> **Required action**:
Go through the records, and copy each line in which the string "shipping" is present.

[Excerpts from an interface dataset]
——————
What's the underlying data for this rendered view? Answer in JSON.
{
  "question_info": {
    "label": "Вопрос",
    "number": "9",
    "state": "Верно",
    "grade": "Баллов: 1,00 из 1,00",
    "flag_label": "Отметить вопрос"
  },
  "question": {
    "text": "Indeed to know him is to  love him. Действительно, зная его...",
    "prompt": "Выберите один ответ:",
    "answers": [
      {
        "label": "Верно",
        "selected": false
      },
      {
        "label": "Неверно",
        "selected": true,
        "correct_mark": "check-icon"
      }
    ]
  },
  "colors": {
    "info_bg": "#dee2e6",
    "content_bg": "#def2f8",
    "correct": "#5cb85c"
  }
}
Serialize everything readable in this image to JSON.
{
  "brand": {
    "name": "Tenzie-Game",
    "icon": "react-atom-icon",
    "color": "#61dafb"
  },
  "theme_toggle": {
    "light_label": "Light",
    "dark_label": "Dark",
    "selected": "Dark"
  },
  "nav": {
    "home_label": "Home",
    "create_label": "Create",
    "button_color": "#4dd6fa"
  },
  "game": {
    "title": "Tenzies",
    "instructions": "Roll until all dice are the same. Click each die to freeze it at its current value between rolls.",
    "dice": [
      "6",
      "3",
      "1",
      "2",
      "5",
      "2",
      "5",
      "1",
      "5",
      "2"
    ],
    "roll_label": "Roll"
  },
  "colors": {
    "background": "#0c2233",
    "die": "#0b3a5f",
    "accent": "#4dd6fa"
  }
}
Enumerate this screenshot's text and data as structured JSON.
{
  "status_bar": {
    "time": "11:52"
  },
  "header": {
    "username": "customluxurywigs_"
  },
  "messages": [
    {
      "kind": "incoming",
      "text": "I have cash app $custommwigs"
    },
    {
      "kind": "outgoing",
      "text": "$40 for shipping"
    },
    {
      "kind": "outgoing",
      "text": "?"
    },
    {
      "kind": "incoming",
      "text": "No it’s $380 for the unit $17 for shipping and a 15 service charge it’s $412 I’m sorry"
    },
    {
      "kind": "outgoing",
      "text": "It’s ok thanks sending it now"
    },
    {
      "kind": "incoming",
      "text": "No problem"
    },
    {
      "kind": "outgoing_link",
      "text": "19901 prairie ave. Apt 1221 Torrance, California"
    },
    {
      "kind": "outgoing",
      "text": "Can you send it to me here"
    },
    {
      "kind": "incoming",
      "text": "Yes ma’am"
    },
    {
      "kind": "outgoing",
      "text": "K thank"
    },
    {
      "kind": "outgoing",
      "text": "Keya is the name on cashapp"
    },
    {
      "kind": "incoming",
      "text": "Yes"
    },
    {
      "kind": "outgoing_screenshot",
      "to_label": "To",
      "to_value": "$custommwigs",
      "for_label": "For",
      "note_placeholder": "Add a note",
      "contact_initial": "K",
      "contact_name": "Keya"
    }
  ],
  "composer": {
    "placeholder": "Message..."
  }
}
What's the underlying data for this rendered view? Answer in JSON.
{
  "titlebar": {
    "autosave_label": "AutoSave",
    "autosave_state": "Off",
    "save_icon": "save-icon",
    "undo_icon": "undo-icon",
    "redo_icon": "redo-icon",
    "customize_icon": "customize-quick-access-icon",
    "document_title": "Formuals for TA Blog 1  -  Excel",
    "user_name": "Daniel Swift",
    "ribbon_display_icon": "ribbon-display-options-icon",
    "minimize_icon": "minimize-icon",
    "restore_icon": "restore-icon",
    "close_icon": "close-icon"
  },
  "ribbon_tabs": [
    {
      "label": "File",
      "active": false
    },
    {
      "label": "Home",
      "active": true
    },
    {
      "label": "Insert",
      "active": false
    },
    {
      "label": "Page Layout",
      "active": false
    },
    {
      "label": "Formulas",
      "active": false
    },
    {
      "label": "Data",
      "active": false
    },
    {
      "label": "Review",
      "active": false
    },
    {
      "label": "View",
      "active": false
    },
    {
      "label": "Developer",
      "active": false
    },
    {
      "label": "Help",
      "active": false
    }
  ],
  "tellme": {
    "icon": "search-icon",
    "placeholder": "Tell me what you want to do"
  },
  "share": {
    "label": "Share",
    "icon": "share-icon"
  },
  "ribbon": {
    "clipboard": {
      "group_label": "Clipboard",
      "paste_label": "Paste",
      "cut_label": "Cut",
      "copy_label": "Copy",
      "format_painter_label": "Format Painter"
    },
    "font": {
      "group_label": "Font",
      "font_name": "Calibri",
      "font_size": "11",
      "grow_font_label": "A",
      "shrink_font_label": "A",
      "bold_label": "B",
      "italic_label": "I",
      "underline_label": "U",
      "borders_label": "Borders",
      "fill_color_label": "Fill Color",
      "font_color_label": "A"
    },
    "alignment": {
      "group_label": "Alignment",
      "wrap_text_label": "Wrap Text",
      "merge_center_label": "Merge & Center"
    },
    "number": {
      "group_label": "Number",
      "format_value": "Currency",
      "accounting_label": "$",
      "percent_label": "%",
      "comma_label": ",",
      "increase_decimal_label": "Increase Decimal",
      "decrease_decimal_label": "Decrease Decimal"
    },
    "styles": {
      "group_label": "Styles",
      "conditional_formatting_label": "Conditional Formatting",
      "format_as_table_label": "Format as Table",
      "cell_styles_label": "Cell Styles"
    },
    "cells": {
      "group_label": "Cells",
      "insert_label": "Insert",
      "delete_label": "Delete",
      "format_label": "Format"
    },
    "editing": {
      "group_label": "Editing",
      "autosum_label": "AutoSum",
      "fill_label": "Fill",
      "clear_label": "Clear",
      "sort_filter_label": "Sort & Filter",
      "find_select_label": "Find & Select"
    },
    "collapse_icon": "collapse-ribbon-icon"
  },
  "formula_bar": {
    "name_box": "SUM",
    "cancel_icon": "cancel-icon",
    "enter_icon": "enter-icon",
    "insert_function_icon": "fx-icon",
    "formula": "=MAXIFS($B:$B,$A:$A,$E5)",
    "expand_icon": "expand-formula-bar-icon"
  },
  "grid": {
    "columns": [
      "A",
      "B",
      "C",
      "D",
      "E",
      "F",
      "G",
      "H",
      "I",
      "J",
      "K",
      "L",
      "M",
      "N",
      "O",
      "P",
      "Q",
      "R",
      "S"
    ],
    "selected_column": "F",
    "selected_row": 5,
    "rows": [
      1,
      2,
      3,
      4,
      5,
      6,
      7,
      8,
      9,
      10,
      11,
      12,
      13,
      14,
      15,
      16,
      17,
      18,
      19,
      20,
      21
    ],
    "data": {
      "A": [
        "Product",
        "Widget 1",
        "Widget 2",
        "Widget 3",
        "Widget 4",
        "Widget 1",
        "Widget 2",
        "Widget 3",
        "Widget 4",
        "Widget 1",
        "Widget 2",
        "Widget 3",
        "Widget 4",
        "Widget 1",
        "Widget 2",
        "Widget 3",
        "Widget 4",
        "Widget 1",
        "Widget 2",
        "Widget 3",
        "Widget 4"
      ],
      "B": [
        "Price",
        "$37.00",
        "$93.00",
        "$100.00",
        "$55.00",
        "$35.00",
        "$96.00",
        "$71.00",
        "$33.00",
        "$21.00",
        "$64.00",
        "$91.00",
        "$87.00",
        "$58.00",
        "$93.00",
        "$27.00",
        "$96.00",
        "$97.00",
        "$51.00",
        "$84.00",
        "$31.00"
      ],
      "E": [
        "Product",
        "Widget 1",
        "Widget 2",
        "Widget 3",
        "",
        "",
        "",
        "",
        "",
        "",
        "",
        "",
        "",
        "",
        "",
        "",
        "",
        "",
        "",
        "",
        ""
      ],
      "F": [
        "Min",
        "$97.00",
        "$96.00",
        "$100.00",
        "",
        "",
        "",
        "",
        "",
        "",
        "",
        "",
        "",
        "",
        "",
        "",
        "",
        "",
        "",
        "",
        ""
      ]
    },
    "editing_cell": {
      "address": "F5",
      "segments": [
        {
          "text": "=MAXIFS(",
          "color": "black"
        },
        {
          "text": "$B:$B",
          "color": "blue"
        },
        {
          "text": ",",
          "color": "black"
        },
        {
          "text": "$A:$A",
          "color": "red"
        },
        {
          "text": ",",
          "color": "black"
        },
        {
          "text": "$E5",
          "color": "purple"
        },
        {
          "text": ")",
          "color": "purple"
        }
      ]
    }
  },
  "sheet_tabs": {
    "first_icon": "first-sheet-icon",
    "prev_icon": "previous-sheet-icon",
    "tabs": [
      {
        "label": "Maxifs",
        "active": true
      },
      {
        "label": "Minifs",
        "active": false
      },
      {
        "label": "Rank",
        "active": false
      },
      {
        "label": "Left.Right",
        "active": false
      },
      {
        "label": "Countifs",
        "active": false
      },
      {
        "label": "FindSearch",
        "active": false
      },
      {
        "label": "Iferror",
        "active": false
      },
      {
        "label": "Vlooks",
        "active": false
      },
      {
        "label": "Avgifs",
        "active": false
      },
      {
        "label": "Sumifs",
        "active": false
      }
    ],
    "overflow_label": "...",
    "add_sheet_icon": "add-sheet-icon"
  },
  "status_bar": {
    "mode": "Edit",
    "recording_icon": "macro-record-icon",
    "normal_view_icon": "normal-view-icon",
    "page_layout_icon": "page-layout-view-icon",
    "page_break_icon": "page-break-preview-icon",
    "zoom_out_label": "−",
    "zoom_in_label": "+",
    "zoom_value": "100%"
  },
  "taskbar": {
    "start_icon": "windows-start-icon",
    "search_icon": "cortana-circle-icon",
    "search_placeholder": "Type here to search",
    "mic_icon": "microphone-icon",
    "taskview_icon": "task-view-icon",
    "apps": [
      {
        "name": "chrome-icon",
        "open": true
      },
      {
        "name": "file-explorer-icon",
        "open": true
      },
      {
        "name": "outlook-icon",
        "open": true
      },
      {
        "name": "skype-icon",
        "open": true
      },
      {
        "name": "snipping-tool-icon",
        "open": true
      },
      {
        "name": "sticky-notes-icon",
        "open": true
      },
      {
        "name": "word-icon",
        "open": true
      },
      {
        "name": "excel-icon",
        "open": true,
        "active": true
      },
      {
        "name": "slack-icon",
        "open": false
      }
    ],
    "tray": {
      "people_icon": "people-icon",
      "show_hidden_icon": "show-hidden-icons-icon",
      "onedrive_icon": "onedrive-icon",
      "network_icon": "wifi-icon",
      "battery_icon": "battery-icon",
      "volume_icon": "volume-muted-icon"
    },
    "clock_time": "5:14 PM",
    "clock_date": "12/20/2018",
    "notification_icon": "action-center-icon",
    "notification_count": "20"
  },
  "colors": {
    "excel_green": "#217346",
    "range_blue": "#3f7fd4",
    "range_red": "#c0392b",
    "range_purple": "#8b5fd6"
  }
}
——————
> **Solved exercise**:
      "text": "$40 for shipping"
      "text": "No it’s $380 for the unit $17 for shipping and a 15 service charge it’s $412 I’m sorry"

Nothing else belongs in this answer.